Large parts of the route have also been assessed in detail for the work needed to bring the treadway – the physical surface upon which one treads – up to the standard needed to support a growing number of hikers, allowing them to pass safely and in relative ease while protecting the often fragile mountain environment from degradation. And it is this component of the project that has grown from a minor concern into the biggest job of all, at least in terms of the number of pairs of hands needed to get the job done. Because much of the treadway is in an utterly horrendous condition.
I have to admit that I was, until recently, naive to the reality of what actual ‘trailbuilding’ involves.
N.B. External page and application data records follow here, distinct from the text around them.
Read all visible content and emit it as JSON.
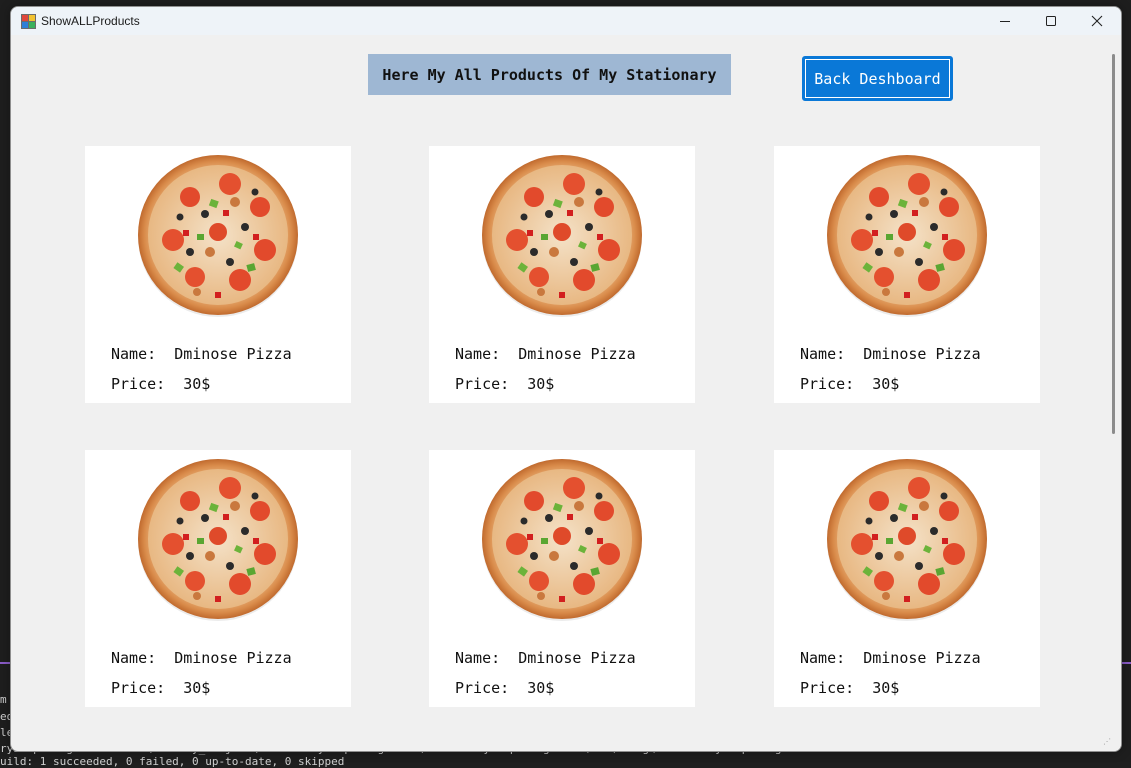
{
  "window": {
    "title": "ShowALLProducts"
  },
  "header": {
    "label": "Here My All Products Of My Stationary",
    "back_button_label": "Back Deshboard"
  },
  "products": [
    {
      "name_label": "Name:",
      "name": "Dminose Pizza",
      "price_label": "Price:",
      "price": "30$"
    },
    {
      "name_label": "Name:",
      "name": "Dminose Pizza",
      "price_label": "Price:",
      "price": "30$"
    },
    {
      "name_label": "Name:",
      "name": "Dminose Pizza",
      "price_label": "Price:",
      "price": "30$"
    },
    {
      "name_label": "Name:",
      "name": "Dminose Pizza",
      "price_label": "Price:",
      "price": "30$"
    },
    {
      "name_label": "Name:",
      "name": "Dminose Pizza",
      "price_label": "Price:",
      "price": "30$"
    },
    {
      "name_label": "Name:",
      "name": "Dminose Pizza",
      "price_label": "Price:",
      "price": "30$"
    }
  ],
  "background_console": [
    "m",
    "ed",
    "le",
    "ryShopManagement -> D:\\Versity_Project\\StationaryShopManagement\\StationaryShopManagement\\bin\\Debug\\StationaryShopManagement.exe",
    "uild: 1 succeeded, 0 failed, 0 up-to-date, 0 skipped"
  ],
  "colors": {
    "window_bg": "#f0f0f0",
    "header_label_bg": "#9eb7d3",
    "button_bg": "#0a78d7",
    "card_bg": "#ffffff"
  }
}
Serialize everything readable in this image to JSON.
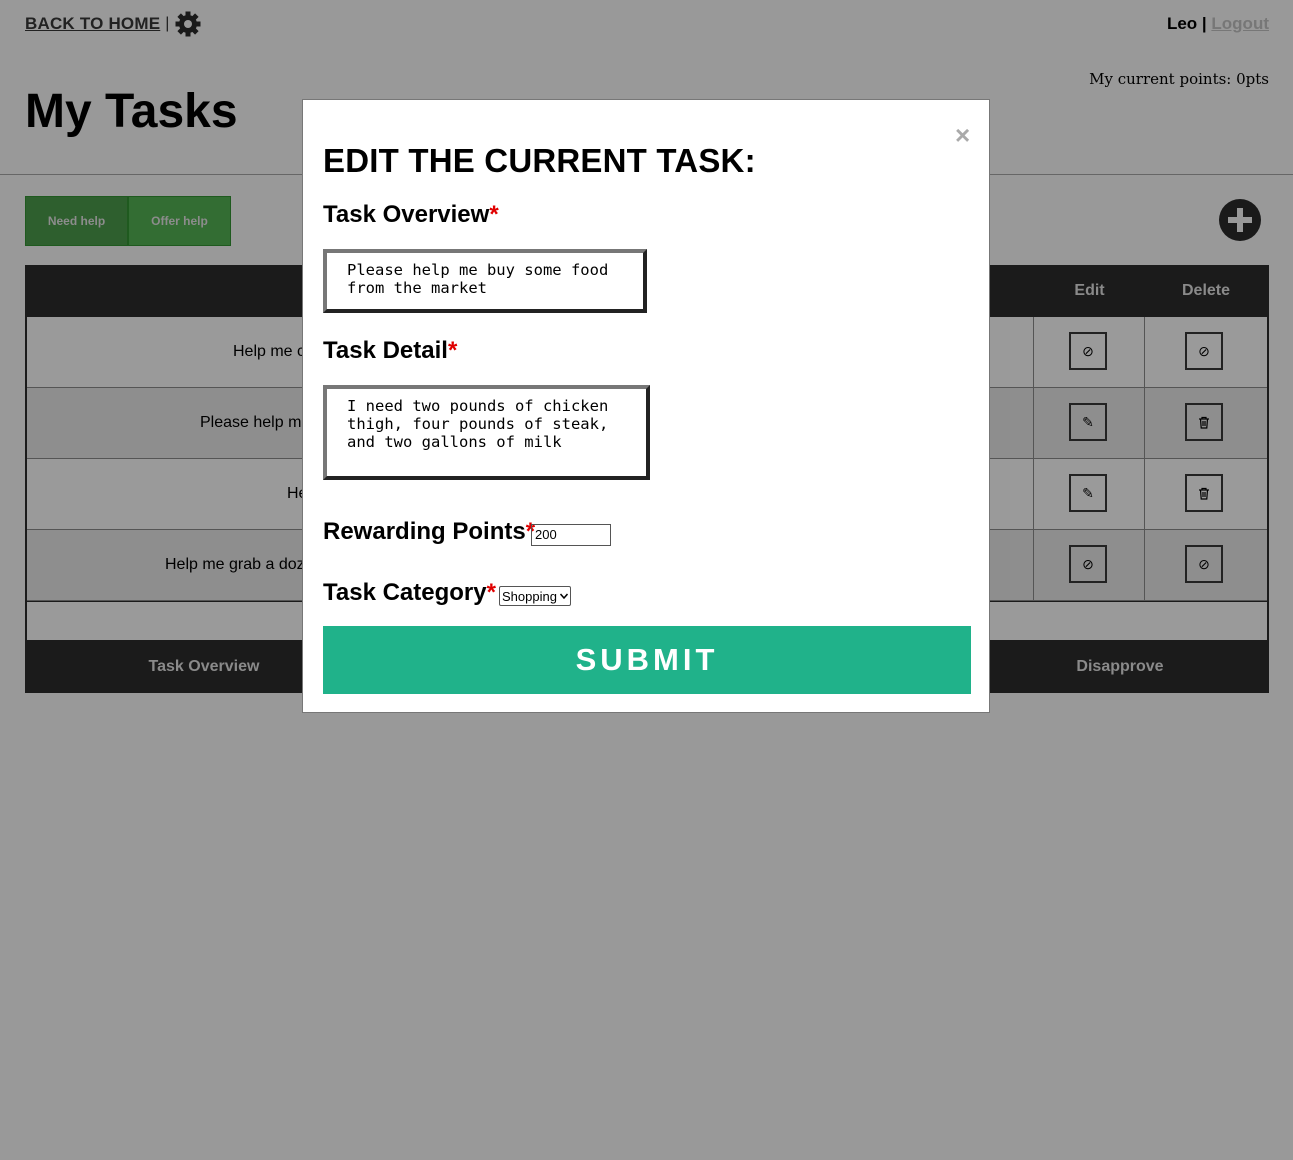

I hadn’t considered that it was an expert profession; that an entire culture and industry of trailbuilding existed in the West to serve the needs of recreational hikers who value enjoyable experiences over simply getting from one place to another. It’s obvious why: the amount of work that goes into a well-built treadway is largely invisible, as we discovered last summer.
For these reasons, none of us had considered that the Caucasus would have no such culture or industry or expertise whatsoever. If we’re serious about building and rehabilitating trails here – and if, ultimately, we want to create the kind of experience recreational hikers from the world over can identify with – we’ll have to bring that expertise in from abroad, initiating not just a new movement but a new industry to support it too.
In short, the job of creating the Transcaucasian Trail just got quite a lot bigger.
It also got a lot more fun.
This, my friends, is the point at which I would like to invite you to participate. For while the expedition may be finished for 2016, and I may be about to go into hiding for a few weeks’ R&R, a small team of people are working tirelessly to create 2017’s volunteer trailbuilding camp programme. Next year, as well as continuing with the Georgia-based trailbuilding camps, we plan to pilot the first major trailbuilding project in Armenia – and we want you to be involved.
It’ll be rustic, hands-on work; communal living; surrounded by nature. Starting small and promising only what we can realistically deliver, we will focus on a section of the route that has great potential to work as a self-contained trekking route network all of its own. There will be a basecamp in a nearby town, but on a day-to-day basis we’ll be out into the forests and mountains with our tools and packs, sleeping under the stars as we build something completely new.
By the end of next summer, if all goes to plan, we will – together – have built the infrastructure needed to launch the first self-guided multi-day trekking route in one of the most beautiful parts of Armenia.
If you’d like to be involved in making this happen, all you need to do right now is subscribe to the TCT volunteer mailing list. It’ll take 20 seconds (I’ve timed it), so do it now before you forget. When we’re ready to receive volunteer applications, we’ll drop you a line directly. This will be happening pretty soon, so please get on the list now if you’re even remotely considering a trip to the Caucasus next year.
And if you happen to be in London this Friday, do consider dropping by for the RGS Explore Friday Night Lecture – for which I have been given the daunting role of opening speaker – in which I’ll be talking all about the Transcaucasian Trail.
After that, I think I need a holiday!